AB - Background: Laparoscopic-assisted (LA) colorectal resections have improved short-term outcomes compared with open resections. Lack of tactile feedback, though, has led to lengthy operations and high conversion rates with attendant adverse effects on patients. Hand-assisted laparoscopy (HAL), in contrast, provides tactile feedback while still being minimally invasive. We hypothesize that HAL compared with LA for colorectal cancer resections will be associated with lower conversion rates and decreased operative times, without compromising the advantages of laparoscopy. Materials and methods: We performed a retrospective case-matched study of patients undergoing LA or HAL colorectal cancer resections from 2002 to 2010, using a prospectively maintained colorectal cancer database at a Veterans Affairs Medical Center. Short-term outcomes analyzed (using the Wilcoxon signed rank and McNemar's tests) included operative and perioperative variables and surrogate markers of adequacy of oncologic care. Results: Forty-seven LA patients were matched 1:1 by age and resection with 47 HAL patients. Patients in the HAL group had significantly lower blood loss (100 versus 150 cc, P = 0.04), operative times (206 versus 252 min, P = 0.002), and conversion rates (6% versus 38%, P < 0.0005). They also spent fewer days in the intensive care unit (0 versus 1, P = 0.004) and had quicker return of flatus (3 versus 4 d, P = 0.03). HAL resulted in more lymph nodes resected (21 versus 15, P = 0.03) and a more adequate lymph node harvest (98% versus 77%, P = 0.01). Conclusions: HAL is associated with improved operative efficiency, conversion rates, and lymphadenectomy as compared with LA colorectal cancer resections. HAL should be considered in the management of colorectal cancer patients.

KW - Colorectal cancer

KW - Hand-assisted laparoscopy

KW - Operative efficiency

KW - Short-term outcomes

UR - http://www.scopus.com/inward/record.url?scp=84866047019&partnerID=8YFLogxK

UR - http://www.scopus.com/inward/citedby.url?scp=84866047019&partnerID=8YFLogxK

U2 - 10.1016/j.jss.2012.02.051

DO - 10.1016/j.jss.2012.02.051

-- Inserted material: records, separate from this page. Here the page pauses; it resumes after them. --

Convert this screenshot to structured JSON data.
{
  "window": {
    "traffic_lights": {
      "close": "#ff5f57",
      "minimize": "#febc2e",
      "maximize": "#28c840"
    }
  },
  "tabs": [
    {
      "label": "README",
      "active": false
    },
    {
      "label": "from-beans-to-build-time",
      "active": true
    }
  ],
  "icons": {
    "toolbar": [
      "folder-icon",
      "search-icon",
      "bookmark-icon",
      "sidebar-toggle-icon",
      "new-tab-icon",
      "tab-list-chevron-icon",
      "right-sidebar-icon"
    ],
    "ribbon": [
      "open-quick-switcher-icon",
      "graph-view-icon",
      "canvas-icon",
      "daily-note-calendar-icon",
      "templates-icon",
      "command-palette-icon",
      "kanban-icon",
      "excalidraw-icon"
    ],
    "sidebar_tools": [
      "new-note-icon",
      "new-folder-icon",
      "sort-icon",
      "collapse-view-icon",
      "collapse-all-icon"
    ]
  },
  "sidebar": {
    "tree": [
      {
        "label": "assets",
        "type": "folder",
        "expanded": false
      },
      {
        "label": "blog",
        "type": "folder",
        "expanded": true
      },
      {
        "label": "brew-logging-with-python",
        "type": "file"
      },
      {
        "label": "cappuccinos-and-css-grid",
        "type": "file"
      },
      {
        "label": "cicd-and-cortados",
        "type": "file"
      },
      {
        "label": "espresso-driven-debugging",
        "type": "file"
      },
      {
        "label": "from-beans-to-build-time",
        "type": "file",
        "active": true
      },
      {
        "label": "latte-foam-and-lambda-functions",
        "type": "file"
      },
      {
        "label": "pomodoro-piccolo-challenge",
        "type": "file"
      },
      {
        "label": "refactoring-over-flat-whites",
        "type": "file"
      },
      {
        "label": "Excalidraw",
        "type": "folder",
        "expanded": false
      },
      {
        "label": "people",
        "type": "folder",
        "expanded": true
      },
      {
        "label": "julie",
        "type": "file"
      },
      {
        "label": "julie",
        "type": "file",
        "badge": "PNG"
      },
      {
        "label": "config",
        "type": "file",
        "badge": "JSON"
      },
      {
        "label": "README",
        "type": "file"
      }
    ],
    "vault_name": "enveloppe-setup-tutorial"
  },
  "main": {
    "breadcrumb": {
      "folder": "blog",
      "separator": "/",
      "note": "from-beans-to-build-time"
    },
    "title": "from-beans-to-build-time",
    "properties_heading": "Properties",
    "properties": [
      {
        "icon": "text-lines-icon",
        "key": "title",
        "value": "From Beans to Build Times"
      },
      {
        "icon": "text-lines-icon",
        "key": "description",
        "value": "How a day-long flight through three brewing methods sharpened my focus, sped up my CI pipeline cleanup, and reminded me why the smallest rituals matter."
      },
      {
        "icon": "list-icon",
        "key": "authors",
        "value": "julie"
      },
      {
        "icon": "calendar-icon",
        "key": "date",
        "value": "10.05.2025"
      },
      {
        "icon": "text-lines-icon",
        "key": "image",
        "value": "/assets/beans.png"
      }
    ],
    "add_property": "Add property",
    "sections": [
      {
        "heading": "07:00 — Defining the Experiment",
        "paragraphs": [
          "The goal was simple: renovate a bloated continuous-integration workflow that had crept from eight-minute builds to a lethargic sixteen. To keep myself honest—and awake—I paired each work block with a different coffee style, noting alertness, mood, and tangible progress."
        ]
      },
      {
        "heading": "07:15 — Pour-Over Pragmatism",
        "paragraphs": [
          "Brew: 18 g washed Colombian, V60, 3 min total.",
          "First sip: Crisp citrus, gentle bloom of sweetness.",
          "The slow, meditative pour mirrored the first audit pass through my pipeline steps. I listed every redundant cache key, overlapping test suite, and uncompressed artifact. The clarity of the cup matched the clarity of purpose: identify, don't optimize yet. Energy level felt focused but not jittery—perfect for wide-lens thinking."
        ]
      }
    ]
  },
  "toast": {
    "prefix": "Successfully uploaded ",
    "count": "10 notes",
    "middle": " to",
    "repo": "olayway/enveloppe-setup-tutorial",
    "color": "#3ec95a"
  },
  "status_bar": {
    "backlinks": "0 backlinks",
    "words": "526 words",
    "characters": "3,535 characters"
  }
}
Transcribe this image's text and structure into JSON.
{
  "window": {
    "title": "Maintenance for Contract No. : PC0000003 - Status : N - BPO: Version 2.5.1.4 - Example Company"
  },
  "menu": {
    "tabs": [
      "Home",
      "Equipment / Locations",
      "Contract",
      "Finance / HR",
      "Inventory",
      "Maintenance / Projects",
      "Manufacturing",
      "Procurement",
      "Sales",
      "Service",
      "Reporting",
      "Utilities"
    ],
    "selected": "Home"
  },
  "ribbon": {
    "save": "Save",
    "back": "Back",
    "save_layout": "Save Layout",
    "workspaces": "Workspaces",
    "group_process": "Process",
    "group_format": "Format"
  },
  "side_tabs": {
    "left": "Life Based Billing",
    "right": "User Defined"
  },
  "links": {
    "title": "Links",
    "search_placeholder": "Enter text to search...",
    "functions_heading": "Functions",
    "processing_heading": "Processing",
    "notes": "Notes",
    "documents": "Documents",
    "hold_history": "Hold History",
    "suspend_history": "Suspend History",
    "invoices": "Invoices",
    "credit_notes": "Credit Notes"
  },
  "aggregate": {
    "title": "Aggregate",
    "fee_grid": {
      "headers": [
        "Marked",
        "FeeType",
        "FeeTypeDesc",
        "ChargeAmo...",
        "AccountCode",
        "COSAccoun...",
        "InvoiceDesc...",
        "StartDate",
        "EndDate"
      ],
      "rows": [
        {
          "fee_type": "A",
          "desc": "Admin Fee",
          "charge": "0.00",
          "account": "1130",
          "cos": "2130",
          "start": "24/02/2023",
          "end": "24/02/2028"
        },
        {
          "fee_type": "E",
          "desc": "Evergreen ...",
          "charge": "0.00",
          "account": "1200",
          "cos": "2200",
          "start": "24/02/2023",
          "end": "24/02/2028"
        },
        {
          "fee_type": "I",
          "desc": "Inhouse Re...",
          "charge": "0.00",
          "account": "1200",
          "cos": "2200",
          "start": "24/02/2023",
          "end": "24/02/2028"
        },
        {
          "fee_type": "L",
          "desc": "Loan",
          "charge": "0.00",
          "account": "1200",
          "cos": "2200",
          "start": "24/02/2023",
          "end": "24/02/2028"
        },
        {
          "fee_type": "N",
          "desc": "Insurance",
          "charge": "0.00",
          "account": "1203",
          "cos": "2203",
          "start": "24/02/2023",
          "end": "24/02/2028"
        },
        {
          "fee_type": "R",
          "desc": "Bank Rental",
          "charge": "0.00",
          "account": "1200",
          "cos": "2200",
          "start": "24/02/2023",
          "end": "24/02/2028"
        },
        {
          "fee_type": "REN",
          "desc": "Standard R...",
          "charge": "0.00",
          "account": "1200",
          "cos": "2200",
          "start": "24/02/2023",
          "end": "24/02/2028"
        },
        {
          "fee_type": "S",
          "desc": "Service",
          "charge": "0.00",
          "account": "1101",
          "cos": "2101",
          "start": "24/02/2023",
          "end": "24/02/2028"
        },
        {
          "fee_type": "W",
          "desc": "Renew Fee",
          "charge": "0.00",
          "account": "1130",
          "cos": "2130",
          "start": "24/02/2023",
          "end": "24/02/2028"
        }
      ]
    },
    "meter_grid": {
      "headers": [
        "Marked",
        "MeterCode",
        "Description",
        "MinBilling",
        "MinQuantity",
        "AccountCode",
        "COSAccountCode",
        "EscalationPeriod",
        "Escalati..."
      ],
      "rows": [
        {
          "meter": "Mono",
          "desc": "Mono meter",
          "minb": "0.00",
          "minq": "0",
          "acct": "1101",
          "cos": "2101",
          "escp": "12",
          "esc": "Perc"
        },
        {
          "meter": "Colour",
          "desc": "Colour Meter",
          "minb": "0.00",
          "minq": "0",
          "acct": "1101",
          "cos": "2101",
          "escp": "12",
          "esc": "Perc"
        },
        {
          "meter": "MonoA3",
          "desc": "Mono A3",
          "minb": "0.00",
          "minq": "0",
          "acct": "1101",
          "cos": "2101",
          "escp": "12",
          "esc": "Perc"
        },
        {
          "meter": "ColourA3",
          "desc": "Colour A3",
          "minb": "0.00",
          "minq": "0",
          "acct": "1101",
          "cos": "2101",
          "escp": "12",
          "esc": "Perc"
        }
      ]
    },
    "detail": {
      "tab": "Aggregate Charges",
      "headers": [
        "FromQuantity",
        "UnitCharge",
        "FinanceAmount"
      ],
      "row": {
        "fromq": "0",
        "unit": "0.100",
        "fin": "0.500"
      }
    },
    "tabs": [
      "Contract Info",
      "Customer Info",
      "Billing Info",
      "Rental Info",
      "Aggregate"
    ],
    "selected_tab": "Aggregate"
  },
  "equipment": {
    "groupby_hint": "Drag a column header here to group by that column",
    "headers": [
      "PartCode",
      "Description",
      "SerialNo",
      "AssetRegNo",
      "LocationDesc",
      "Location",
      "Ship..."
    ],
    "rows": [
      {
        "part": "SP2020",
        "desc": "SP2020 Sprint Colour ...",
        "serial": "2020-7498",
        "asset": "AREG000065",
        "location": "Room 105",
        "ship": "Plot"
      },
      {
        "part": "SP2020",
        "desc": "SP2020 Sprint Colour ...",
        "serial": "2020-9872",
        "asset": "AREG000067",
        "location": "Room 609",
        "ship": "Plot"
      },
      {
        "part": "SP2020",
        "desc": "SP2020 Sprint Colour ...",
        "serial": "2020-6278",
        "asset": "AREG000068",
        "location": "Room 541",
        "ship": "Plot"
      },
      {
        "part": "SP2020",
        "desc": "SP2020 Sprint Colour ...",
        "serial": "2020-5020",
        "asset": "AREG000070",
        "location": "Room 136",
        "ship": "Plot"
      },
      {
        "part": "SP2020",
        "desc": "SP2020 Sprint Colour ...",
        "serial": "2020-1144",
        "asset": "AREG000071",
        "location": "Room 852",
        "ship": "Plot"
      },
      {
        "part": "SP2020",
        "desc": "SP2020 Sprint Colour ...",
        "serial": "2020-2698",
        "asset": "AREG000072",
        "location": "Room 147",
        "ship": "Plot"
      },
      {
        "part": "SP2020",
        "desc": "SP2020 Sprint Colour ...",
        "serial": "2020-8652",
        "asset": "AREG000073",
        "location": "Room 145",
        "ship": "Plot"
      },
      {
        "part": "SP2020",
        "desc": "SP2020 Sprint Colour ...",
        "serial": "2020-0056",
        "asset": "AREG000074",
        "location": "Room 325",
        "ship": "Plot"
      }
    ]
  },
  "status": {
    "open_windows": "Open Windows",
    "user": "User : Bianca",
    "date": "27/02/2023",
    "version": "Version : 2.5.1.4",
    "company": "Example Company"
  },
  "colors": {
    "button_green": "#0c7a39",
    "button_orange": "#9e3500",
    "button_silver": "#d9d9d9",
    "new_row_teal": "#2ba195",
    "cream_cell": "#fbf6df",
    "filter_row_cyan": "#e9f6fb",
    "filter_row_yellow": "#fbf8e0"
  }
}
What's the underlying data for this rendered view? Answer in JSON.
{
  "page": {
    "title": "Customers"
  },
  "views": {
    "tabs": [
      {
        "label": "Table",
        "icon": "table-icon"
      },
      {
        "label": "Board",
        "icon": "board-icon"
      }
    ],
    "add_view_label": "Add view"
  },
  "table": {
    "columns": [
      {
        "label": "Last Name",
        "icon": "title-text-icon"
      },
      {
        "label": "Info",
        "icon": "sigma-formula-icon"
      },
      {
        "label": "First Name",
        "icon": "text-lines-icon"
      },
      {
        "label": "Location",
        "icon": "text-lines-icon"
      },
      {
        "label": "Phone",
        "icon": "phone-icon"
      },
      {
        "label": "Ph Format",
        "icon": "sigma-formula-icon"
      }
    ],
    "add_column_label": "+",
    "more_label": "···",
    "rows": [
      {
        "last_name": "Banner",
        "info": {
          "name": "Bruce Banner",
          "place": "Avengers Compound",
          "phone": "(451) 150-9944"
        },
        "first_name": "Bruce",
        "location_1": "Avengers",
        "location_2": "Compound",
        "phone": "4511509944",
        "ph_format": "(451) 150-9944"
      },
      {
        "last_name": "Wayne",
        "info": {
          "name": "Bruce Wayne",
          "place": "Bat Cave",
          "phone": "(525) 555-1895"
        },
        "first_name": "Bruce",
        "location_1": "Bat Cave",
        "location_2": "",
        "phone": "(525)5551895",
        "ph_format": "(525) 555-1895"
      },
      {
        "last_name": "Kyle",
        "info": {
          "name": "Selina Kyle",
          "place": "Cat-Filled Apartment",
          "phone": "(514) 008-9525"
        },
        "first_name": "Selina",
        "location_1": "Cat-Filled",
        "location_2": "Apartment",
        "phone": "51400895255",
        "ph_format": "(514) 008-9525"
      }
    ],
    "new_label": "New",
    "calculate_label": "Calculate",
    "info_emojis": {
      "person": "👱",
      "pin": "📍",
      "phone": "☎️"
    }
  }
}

M3 - Article

C2 - 22841382

AN - SCOPUS:84866047019

VL - 177

JO - Journal of Surgical Research

JF - Journal of Surgical Research

SN - 0022-4804

IS - 2

ER -